Jalal-ud-din Mohammed Akbar (1542-1605) was the third Mogul emperor of India. The administrative system that he built was copied by the British, and it is discernible in contemporary India.
Jalal-ud-din Mohammed Akbar
On Nov. 23, 1542, Akbar was born at Umarkot, Sind, while his father, the emperor Humayun, driven from the throne of Delhi, was escaping to Persia. Humayun died in 1556 soon after his return to Delhi, and Akbar was proclaimed emperor on February 14, under the regency of Bairam Khan. The regent wrested control of northern India from the Afghans, who had defeated Humayun, but in 1560 Akbar rid himself of the regent and assumed full imperial powers. By 1605 Akbar had made himself the master of the Indo-Gangetic Basin, Kashmir and Afghanistan in the north, Gujarat and Sind in the west, Bengal in the east, and part of the Deccan to the Godavari River in the south.

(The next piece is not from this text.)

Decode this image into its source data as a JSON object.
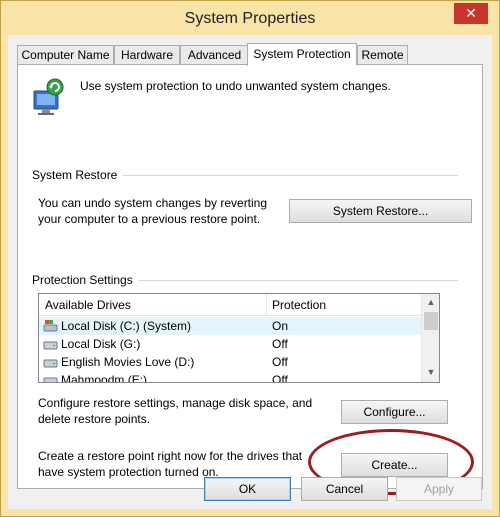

The Emperor presided over a Hindu-Moslem cultural synthesis which culminated in a golden age of culture. Though he never learned to read or write, he was a cultivated man, and surrounded himself with the best minds of his generation. He patronized liberal Moslem intellectuals such as Shirazi, Faizi, and Abul Fazl, the author of Ain-i-Akbari and Akbar Nama, two important Mogul historical works. Akbar welcomed to his court mystics such as Salim Chishti and engaged in dialogues with Jesuit priests. He also invited Abul Fatah Gilana, who had written a commentary on Avicenna, to his court.
Committed to the policy of universal tolerance (sulahkul), Akbar considered himself the ruler of all his subjects and the Commander of the Faithful. Through his marriages with Rajput princesses, he brought Hindus to the ruling dynasty and gave three of the highest positions in his cabinet to Hindus. He abolished taxes such as the jizya, a poll tax, that discriminated against non-Moslems. Akbar patronized Indian music and arts, and in many buildings, notably at Fatehpur Sikri, near Agra, he adopted Hindu elements in architecture. Every week he appeared in public, and he held an open court.
Akbar participated in the religious festivities of all groups, allowed the Jesuit fathers to establish a church at Agra, and discouraged cow slaughter. In 1575 at Fatehpur Sikri he built a house of worship to which Moslem, Hindu, Jain, Christian, Parsi, and other theologians were invited for dialogue. In 1582 he promulgated a new religious movement, din-i-ilahi, which did not attract many converts.
In administration Akbar introduced far-reaching changes in revenue collection. To achieve balance of power, he separated revenue collection in each province from military administration, thereby using the collector to check the power of the commander. He built up a military cadre, preferring to pay cash salaries rather than award land grants. The emperor died on Oct. 17, 1605.
Further Reading on Jalal-ud-din Mohammed Akbar
The best biography of Akbar is Vincent A. Smith, Akbar, the Great Mogul: 1542-1605 (1917; 2d ed. 1958). The fullest information on Akbar's reign is provided by Abul Fazl in Ain-i-Akbari, edited by S. L. Goomer (trans., 3 vols., 1871; 2d ed. 1965), and in Akbar Nama (trans., 3 vols., 1897-1921); see also Laurence Binyon, Akbar (1932). There is a chapter on Akbar in Bamber Gascoigne's The Great Moghuls (1971), a scholarly and beautifully illustrated work. Histories of the Moguls include Michael Prawdin (pseudonym for Michael Charol), The Builders of the Mogul Empire (1963), and A. B. Pandey, Later Medieval India: A History of the Mughals (1963).